- _Work request_
Which lines below hold the word "Rules"? Report each one.

BEGIN Supplied records

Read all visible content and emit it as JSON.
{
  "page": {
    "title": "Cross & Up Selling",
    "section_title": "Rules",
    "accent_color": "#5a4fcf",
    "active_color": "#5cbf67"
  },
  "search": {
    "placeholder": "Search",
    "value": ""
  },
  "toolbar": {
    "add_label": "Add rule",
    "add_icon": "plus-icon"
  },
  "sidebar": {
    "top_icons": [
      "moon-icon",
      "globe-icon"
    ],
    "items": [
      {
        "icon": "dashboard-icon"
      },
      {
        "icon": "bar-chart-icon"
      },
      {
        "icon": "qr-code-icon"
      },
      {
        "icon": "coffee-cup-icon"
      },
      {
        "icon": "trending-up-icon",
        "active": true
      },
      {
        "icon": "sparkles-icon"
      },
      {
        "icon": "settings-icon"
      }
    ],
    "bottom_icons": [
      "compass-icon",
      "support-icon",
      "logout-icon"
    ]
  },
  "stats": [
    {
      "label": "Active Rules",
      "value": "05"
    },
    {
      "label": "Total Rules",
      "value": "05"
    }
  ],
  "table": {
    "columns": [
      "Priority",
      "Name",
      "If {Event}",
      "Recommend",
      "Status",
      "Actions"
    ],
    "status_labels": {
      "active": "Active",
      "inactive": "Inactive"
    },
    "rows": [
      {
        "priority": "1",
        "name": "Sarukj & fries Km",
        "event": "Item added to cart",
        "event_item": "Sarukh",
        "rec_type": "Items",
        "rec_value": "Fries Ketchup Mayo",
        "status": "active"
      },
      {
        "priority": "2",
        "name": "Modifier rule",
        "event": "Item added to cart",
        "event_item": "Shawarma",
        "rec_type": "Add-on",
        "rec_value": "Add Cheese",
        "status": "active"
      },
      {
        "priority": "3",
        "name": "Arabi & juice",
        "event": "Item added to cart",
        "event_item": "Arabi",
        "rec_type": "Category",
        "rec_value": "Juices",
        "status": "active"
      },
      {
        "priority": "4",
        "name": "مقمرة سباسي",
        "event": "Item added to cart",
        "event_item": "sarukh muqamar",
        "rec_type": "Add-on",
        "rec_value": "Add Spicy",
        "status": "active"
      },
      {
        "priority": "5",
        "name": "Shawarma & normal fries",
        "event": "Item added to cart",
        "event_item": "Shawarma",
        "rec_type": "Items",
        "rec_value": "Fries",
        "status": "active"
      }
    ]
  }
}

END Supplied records

- _Solution_
    "section_title": "Rules",
      "label": "Active Rules",
      "label": "Total Rules",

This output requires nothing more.